“Robin was outside the ‘human type’—a wild thing caught in a woman’s skin, monstrously alone, monstrously vain”
Barnes, Djuna, and T. S. Eliot. Nightwood. New York: New Directions, 1961. Print. 155.
One of the biggest themes explored in not only Nightwood, but also The Beast in the Jungle, Cane, and Untouchable is being “outside” of the norm when it comes to identity. Marcher is not like anyone else when it comes to love. He does not show it, understand it, or really ever feel it. In the end, he is forced to question his life and identity. In Cane, the story of Bona and Paul focuses on the same idea of identity where Paul is extremely confused with who he is and ultimately loses Bona. This is where we see a fragmentation of identity.
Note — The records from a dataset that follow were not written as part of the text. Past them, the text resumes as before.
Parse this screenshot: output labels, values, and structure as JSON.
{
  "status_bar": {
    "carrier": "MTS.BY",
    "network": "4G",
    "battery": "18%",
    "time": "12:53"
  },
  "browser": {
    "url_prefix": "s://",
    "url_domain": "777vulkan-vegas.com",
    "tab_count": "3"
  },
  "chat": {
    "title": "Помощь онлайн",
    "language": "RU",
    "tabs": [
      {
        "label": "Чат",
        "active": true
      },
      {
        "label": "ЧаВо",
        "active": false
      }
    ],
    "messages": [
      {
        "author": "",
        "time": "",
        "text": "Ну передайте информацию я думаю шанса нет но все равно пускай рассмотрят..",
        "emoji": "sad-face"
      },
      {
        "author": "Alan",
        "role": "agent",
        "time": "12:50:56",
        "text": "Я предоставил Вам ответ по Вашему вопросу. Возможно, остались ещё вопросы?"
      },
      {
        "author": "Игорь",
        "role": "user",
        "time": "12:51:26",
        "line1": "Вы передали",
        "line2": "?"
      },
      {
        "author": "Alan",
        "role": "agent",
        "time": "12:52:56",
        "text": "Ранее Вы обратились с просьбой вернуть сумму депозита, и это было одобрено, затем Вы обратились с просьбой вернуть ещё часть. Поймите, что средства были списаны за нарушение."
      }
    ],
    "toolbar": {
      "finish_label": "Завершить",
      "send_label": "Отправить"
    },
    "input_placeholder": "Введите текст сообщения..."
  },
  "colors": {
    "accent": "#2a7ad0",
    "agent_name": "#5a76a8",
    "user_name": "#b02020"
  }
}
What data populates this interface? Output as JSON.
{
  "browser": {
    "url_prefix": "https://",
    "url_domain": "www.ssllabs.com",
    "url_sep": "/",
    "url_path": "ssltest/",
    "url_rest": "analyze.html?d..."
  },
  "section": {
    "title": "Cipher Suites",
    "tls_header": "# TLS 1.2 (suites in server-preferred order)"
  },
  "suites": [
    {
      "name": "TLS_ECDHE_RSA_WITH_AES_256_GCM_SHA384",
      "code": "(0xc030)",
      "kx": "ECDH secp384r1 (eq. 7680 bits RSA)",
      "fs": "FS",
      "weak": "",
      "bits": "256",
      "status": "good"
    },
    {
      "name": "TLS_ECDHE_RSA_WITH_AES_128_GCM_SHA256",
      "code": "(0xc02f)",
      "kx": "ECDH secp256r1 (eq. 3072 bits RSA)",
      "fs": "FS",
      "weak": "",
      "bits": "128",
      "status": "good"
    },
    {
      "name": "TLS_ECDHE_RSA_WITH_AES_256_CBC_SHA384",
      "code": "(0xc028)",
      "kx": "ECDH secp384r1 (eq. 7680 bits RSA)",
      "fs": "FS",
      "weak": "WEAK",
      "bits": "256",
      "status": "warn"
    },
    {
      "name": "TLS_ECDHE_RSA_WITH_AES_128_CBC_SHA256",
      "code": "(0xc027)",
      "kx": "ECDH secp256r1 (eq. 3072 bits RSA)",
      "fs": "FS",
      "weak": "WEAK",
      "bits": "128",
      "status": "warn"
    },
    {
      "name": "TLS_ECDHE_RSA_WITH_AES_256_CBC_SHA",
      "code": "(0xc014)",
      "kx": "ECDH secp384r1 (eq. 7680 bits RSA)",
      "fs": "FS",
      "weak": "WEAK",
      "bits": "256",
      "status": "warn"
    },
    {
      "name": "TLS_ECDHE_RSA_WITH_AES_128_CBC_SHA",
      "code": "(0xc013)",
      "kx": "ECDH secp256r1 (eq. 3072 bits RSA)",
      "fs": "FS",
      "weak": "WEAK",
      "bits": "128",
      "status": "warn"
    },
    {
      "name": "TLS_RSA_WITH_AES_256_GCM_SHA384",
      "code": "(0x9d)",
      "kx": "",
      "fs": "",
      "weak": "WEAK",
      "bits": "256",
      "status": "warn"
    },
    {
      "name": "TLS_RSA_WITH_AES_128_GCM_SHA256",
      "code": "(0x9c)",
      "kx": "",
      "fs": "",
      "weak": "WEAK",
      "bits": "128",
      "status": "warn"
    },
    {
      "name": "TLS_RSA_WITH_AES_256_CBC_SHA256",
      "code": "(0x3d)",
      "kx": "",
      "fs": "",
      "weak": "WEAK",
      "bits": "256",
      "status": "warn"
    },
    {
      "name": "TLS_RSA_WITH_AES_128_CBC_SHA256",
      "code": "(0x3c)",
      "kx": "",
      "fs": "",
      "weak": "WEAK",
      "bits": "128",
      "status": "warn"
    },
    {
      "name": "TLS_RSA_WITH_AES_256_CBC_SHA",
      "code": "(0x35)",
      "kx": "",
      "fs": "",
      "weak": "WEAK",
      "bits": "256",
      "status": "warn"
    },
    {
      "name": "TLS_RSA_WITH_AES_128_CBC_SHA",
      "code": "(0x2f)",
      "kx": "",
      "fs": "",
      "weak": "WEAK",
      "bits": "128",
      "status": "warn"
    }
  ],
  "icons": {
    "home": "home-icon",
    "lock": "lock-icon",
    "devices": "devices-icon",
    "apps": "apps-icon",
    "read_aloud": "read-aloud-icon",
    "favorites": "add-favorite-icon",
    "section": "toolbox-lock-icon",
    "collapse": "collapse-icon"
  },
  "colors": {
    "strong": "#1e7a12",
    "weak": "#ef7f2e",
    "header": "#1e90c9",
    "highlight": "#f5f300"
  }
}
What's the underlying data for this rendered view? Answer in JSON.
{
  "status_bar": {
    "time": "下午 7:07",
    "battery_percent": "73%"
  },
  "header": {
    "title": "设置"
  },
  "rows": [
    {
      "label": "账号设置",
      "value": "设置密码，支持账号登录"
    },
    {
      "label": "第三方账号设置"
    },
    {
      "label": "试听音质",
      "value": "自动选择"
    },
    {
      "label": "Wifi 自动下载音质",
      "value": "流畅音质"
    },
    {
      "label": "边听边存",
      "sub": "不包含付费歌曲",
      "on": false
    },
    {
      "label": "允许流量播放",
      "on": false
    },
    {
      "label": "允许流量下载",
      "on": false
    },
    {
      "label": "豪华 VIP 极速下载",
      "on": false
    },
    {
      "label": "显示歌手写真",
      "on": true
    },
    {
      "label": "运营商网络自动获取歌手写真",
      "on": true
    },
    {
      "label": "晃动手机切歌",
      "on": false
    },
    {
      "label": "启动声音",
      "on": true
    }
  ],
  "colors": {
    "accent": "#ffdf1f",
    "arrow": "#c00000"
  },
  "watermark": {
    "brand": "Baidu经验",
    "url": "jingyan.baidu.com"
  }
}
Untouchable creates a separation in society due to identity because they were seen as outsiders, as “outside the ‘human type'” as this quote from Nightwood states.